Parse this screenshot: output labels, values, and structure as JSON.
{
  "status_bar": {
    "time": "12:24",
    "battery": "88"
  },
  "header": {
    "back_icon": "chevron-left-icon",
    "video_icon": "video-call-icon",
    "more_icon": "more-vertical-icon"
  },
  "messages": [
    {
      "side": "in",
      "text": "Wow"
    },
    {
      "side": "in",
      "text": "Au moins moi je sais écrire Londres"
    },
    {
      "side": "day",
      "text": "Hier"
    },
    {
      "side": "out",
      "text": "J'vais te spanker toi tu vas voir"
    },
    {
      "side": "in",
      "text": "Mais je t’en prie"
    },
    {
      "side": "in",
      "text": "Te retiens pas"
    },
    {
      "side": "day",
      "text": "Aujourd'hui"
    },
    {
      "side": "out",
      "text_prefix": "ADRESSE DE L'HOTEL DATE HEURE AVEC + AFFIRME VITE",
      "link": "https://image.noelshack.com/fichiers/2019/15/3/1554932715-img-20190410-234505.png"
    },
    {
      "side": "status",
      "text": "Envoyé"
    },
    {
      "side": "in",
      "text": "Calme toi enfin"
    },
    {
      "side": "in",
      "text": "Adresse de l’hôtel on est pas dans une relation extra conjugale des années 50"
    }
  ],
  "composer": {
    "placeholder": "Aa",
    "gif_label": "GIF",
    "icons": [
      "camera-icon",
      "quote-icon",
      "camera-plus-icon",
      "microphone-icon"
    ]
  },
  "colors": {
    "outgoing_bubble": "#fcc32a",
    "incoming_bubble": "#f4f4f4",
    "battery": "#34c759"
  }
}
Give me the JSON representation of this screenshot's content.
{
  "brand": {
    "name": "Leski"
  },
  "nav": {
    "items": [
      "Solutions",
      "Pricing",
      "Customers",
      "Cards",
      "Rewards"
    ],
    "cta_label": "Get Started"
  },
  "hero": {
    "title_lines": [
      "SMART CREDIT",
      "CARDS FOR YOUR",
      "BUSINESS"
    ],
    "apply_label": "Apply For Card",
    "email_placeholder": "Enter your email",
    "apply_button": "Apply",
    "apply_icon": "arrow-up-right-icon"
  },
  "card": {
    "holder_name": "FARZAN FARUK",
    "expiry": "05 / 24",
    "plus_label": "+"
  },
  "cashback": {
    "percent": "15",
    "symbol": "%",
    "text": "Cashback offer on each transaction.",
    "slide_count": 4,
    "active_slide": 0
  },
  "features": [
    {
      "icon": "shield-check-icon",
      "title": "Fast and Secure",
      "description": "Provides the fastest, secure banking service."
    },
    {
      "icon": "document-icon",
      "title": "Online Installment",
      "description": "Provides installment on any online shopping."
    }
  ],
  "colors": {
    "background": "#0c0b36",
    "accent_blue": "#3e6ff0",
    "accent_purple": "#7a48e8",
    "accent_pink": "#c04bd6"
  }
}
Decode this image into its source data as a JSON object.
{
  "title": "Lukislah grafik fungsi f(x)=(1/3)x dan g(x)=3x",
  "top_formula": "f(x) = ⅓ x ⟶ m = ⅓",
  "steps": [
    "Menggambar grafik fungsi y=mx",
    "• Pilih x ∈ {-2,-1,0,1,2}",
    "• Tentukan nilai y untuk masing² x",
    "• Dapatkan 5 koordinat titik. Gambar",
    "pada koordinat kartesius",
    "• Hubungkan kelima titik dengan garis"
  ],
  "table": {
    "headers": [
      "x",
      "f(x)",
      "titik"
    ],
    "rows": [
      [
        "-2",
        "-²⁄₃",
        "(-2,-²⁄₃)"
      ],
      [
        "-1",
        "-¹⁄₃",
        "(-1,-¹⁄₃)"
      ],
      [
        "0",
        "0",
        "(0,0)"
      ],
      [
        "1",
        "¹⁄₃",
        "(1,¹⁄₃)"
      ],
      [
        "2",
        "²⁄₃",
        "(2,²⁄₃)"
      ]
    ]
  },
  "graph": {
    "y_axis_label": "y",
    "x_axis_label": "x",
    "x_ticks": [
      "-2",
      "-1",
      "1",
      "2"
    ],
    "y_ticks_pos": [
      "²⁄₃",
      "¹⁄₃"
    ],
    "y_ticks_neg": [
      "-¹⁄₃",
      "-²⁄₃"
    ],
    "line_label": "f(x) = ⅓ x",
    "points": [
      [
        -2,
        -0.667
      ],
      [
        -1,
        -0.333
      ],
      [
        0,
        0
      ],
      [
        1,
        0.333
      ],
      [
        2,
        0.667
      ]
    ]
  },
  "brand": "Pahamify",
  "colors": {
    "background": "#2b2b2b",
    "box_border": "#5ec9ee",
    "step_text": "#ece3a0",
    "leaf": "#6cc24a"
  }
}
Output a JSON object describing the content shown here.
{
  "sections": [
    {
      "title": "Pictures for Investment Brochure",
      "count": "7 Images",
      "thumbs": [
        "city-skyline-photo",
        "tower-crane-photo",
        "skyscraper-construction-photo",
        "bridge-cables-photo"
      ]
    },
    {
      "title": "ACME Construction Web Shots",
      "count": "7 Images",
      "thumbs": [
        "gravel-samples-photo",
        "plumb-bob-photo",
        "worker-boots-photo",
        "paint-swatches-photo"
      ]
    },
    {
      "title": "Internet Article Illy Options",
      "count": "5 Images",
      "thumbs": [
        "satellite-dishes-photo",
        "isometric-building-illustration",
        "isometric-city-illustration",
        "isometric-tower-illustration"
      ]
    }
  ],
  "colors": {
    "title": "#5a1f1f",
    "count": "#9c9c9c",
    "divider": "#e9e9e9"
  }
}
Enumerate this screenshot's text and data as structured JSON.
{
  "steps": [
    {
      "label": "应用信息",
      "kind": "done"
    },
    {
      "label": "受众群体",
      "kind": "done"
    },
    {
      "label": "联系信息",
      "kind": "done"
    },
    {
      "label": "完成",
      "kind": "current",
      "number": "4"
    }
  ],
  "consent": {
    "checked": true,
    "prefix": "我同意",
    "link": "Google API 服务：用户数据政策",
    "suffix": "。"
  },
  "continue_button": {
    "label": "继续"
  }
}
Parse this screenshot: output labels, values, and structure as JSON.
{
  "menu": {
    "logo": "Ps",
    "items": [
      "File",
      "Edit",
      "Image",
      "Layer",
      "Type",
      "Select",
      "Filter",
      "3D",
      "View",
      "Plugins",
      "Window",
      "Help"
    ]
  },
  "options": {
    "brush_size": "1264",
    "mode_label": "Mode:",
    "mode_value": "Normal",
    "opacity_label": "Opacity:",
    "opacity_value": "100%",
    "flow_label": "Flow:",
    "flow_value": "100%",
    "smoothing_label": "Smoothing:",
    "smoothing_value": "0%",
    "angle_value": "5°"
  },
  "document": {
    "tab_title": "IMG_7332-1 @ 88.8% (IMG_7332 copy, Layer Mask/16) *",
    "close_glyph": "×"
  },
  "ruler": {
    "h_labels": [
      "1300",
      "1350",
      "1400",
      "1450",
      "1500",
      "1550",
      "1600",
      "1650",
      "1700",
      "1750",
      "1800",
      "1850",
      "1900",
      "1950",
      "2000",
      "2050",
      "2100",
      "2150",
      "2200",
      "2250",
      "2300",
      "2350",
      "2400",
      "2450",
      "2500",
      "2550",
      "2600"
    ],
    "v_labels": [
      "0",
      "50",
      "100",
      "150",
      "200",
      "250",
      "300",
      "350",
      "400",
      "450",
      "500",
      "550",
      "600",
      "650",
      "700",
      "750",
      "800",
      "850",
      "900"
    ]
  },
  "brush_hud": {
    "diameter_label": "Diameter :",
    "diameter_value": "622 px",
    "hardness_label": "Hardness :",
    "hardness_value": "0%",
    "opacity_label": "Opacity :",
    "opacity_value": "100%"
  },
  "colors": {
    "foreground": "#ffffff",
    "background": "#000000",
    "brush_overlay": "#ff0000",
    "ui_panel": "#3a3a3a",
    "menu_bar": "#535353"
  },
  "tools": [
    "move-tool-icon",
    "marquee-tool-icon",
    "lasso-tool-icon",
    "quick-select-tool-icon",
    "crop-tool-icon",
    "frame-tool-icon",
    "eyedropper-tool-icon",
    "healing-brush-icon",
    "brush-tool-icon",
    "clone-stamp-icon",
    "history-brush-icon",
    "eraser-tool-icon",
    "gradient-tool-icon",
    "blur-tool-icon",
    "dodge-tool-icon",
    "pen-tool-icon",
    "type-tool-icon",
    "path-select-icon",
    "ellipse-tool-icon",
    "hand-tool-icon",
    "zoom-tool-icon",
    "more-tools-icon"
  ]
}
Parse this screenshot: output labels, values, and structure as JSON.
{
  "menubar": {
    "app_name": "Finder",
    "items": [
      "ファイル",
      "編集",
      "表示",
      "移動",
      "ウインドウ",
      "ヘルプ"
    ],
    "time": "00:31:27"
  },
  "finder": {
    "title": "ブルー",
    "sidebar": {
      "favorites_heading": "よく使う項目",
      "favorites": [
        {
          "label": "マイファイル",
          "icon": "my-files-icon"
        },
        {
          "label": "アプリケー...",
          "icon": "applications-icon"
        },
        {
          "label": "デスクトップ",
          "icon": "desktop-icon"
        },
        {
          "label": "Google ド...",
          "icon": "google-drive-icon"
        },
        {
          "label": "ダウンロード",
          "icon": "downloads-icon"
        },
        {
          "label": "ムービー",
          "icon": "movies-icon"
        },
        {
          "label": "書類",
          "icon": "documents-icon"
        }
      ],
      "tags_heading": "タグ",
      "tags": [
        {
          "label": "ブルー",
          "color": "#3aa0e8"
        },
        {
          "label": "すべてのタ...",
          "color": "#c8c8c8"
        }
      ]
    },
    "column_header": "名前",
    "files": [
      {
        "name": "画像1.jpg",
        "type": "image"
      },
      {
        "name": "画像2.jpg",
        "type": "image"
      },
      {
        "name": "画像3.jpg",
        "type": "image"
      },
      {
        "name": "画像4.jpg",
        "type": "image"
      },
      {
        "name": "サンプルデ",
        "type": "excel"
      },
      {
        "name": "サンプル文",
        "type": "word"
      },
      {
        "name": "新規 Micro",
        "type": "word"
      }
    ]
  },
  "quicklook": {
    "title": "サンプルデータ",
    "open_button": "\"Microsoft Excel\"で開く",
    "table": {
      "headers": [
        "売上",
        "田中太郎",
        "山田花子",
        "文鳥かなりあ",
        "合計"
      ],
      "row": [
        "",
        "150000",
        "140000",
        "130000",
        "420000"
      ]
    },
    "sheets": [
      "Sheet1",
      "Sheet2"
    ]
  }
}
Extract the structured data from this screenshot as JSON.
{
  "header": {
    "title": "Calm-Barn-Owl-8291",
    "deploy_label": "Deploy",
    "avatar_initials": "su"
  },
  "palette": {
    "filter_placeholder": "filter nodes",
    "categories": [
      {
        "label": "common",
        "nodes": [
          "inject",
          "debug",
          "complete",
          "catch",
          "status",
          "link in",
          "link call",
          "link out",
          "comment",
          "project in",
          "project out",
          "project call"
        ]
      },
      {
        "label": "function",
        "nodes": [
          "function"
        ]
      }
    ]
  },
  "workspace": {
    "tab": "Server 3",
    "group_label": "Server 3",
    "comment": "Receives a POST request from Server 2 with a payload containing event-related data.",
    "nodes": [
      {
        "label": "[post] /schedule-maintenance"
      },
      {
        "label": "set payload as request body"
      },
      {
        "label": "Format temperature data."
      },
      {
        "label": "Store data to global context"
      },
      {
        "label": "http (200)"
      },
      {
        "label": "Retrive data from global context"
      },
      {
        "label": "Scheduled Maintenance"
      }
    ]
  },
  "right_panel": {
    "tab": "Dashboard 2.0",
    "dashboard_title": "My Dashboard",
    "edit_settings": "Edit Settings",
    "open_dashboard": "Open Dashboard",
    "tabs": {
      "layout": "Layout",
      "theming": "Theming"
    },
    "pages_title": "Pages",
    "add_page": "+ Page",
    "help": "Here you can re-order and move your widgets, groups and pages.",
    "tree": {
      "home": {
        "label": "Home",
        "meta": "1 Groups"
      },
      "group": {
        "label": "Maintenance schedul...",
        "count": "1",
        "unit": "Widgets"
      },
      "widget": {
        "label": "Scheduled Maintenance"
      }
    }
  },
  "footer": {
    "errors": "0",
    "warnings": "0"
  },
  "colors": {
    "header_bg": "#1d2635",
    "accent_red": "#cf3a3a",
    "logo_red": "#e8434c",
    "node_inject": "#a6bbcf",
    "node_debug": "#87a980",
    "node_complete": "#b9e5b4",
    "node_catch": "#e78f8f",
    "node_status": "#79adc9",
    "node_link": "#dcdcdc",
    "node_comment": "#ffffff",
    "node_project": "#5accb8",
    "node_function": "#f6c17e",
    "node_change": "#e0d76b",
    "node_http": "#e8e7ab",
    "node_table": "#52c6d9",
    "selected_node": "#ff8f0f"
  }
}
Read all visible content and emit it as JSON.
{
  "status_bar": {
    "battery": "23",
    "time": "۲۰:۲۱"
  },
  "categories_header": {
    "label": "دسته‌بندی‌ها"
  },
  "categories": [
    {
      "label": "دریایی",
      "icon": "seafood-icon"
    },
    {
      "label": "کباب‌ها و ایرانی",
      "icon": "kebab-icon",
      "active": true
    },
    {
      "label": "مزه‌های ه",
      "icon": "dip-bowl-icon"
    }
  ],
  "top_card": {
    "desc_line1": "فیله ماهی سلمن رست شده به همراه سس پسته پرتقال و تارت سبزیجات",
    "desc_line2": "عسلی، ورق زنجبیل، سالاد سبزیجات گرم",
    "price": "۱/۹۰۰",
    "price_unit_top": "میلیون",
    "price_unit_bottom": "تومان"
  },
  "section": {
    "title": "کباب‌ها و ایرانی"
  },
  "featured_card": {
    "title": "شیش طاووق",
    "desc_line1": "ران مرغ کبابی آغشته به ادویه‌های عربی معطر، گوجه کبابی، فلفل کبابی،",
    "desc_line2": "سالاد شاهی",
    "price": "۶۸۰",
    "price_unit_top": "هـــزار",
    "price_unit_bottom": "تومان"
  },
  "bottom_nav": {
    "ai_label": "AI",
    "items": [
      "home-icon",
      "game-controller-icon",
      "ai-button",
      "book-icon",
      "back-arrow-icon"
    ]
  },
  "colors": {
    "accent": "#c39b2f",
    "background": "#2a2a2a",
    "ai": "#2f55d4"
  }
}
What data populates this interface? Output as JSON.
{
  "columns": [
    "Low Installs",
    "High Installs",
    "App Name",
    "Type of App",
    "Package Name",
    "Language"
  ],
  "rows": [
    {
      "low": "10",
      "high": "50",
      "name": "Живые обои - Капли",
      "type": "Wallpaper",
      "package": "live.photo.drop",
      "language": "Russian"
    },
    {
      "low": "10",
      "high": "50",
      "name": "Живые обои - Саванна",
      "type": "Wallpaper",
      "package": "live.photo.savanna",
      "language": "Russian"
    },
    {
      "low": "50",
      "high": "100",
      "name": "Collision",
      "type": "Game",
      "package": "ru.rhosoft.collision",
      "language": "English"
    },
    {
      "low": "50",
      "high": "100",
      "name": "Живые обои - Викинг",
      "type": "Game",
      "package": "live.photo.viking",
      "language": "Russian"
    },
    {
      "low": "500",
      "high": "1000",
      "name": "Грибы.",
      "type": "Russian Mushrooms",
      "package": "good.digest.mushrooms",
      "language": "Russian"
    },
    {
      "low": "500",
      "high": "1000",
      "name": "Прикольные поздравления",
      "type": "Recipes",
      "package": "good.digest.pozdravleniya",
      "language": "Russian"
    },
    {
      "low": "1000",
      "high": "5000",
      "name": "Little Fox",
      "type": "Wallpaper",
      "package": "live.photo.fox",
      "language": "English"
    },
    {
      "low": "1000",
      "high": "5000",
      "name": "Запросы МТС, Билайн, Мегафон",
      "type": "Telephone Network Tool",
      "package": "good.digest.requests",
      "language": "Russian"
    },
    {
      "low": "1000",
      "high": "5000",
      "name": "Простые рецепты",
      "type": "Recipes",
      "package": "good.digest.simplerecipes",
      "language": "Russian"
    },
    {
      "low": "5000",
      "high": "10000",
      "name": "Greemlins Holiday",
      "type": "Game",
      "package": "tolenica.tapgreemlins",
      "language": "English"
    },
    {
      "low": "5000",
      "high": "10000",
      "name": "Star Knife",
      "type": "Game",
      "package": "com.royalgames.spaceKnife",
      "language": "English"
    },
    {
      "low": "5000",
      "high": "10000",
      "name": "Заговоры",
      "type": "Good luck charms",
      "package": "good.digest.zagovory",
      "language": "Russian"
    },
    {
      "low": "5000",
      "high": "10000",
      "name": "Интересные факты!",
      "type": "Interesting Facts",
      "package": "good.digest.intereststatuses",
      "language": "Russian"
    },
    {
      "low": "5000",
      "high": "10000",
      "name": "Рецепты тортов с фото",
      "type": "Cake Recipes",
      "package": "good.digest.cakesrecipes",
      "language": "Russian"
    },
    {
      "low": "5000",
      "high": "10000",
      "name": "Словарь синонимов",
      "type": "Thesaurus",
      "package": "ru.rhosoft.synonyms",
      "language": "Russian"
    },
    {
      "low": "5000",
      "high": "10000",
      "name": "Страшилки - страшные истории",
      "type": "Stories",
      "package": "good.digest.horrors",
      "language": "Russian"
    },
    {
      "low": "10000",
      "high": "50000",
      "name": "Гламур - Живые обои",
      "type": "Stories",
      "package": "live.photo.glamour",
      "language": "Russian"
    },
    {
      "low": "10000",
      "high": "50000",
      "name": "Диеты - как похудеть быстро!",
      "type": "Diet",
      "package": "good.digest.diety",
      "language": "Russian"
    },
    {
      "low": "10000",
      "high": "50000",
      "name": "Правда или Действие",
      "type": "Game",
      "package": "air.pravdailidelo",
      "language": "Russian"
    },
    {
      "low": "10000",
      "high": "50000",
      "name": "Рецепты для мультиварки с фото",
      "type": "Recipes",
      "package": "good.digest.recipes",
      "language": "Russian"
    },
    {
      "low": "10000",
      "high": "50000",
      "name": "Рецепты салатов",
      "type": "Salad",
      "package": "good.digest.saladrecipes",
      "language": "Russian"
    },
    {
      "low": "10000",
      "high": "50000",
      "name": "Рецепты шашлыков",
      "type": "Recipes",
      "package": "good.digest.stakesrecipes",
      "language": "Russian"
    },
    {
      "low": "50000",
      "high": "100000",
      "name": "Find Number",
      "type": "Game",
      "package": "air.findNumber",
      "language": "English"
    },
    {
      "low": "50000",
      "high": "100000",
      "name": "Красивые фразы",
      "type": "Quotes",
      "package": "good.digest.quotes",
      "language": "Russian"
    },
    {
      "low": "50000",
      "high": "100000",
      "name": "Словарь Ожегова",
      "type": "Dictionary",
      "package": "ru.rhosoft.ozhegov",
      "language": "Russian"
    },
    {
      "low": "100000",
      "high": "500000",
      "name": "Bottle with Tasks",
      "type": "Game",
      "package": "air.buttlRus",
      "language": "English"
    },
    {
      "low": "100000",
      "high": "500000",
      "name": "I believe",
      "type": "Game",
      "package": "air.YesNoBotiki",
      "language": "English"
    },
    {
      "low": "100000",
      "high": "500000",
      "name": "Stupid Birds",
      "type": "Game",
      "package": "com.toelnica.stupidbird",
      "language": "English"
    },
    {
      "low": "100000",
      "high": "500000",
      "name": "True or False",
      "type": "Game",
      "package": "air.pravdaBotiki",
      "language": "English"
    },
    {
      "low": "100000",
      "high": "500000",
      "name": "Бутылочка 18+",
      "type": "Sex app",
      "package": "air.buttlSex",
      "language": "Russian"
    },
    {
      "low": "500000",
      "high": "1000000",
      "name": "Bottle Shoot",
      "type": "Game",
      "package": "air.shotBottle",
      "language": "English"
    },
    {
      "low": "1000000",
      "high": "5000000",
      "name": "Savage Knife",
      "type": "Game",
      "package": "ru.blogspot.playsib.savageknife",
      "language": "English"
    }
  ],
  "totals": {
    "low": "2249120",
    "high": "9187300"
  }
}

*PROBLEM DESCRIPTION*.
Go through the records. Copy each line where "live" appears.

*RESPONSE TO THE TASK*.
      "package": "live.photo.drop",
      "package": "live.photo.savanna",
      "package": "live.photo.viking",
      "package": "live.photo.fox",
      "package": "live.photo.glamour",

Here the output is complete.